- Fields: Comma separated list of field names (or IDs) to show. If you leave this blank, the default will be displayed.
- Style: HTML or TEXT.
- Order By: How you want this sorted.
- MaxNumRows: The Max number of rows to display.
This means, display a table of Activities, use the default fields, display in HTML format, order by the collection_id in descending order, and display all of them. (The collection ID is the internal ID of each record…it is incremented by one each time another is created, so it’s really the reverse order of the created date).
If you wanted to only display the very last activity, you would type:[Table: Activity||HTML|collection_id^desc|1]
User Syntax is similar to Field Syntax in the way it allows us to get data. The User fields however are not related to a module (that we can create), instead they are related to the individual user fields found in the User Manager.
Available User Information Fields:
Using these will return the information stored in the User Manager for the current logged in user.
- [User: first_name]
- [User: last_name]
- [User: alias]
- [User: title]
- [User: email]
- [User: address]
- [User: phone]
- [User: extension]
Following along with our previous Field Syntax example, we will now incorporate User Syntax:
Here is a coupon code for 10% off your next order.
[User: first_name] [User: last_name]
Phone: [User: phone] Ext: [User: extension]
Here is a coupon code for 10% off your next order.
Phone: 123-456-7890 Ext: 777
The Ivinex platform currently supports the following mathematical symbols:
- + (addition)
- - (subtraction)
- * (multiplication)
- / (division)
- ^ (exponentiation) or (power)
- % (modulo)
Here are a few examples of how to construct simple equations in Ivinex:
More advanced equations are supported in Ivinex.
Where to use Syntax Codes
Now that we have learned all about syntax codes, the next step is learning where we can use them.
Using syntax codes within email templates is very helpful when you want to customize or insert user / client specific data (Fig. 4).
When sending out an email, the Ivinex system also allows you to request notifications when the email has been opened. The notifications can be generic, or we can select a custom notification (email template) that is sent back to us.
Advanced Record Update
Example: Let’s say we created an accounts module and a products module. The accounts module is related to the products module in a one to many relationship (one account with many products). We then decide to add linked record fields to the product module that are supposed to show data from the account module fields. We have the “Automatically set if linked” check box selected for all the new linked record fields, but the new fields are not yet aware of the linked status (even though the product IS linked to the accounts module (Shows up in “Related Accounts”). We decide to build a timer workflow that will update all the new linked record fields with the RELATED account data.
In this special case, we must use the Record ID (collection_id) of the related account in the field syntax: [Field: Account: collection_id]. We first setup a filter to check for fields that are not yet linked (Fig. 6.1). We then setup the workflow action to use the module name and the collection_id (record ID). When the timer workflow runs, it will find the related account BY its RECORD ID and set the linked fields.
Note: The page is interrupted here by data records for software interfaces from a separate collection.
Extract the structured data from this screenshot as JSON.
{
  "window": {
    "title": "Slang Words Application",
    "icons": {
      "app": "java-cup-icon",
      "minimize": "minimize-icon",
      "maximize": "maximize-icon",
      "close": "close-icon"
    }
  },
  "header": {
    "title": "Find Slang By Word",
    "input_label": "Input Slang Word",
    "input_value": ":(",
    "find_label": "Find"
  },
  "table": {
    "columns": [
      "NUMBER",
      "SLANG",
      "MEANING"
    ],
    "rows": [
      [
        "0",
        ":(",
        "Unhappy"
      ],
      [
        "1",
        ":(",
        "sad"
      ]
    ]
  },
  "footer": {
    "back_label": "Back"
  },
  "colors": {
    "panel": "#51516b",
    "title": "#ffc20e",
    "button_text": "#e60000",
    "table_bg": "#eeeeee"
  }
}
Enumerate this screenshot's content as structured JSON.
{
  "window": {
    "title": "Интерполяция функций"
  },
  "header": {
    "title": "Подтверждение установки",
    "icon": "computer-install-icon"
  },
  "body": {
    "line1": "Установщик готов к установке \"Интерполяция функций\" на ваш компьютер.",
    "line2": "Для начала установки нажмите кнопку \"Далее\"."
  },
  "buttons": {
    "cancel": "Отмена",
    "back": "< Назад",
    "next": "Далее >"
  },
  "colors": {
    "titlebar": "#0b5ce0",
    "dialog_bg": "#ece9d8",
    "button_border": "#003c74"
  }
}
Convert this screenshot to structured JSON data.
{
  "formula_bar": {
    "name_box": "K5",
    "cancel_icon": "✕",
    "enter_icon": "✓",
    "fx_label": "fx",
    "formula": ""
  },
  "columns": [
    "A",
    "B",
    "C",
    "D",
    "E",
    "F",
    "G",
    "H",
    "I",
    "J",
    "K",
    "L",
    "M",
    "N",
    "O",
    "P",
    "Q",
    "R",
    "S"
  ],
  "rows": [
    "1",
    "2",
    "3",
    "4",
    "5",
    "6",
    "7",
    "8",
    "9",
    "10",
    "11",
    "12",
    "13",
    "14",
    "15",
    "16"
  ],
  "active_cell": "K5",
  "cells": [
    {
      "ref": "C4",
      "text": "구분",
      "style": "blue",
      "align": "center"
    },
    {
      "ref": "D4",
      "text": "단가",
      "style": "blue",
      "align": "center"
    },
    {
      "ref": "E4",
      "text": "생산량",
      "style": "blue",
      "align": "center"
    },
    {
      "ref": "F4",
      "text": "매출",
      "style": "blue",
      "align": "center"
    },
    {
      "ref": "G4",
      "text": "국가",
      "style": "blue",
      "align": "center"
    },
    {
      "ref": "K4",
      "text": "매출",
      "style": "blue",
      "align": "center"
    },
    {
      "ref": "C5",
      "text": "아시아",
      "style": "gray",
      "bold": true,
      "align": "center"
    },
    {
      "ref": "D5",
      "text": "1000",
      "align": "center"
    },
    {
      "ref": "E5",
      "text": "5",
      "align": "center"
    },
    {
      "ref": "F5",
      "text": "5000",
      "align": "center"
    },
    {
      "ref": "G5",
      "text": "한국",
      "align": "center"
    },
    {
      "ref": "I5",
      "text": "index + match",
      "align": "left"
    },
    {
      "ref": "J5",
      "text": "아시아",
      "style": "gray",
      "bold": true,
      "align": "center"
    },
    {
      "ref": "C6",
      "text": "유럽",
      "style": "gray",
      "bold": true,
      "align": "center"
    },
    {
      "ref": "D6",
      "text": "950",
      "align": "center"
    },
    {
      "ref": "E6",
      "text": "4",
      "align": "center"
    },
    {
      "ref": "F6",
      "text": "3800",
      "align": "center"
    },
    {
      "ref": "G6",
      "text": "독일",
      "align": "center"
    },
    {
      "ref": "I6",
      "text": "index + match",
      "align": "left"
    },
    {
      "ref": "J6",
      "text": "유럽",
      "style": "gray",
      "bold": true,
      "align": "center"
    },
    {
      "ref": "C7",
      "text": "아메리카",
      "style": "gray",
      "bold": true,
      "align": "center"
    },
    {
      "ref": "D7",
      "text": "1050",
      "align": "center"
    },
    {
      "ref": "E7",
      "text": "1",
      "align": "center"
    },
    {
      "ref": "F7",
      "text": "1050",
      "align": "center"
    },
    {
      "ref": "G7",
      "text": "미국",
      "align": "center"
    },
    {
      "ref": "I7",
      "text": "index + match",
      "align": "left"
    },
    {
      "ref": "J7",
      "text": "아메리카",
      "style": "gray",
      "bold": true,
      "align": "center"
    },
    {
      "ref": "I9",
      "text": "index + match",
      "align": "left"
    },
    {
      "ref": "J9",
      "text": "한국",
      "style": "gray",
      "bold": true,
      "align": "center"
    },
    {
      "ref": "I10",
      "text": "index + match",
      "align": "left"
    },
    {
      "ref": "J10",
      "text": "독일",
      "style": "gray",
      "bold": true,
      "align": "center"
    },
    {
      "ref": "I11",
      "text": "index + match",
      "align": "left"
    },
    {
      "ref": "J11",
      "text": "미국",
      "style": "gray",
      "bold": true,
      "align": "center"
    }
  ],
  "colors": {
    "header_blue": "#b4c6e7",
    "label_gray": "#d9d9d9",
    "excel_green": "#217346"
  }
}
Field data can be pulled into a filter using Field Syntax (Fig. 7).
Equation (Field Option)
- 15 September, 2014 @ 9:46 [Current Revision] by Ivinex Customer Support
- 15 September, 2014 @ 9:46 by Ivinex Customer Support
- 15 September, 2014 @ 9:46 [Autosave] by Ivinex Customer Support
- 26 June, 2013 @ 17:09 by Ivinex Customer Support
- 6 June, 2013 @ 20:42 by Ivinex Customer Support
- 15 May, 2013 @ 15:02 by Ivinex Customer Support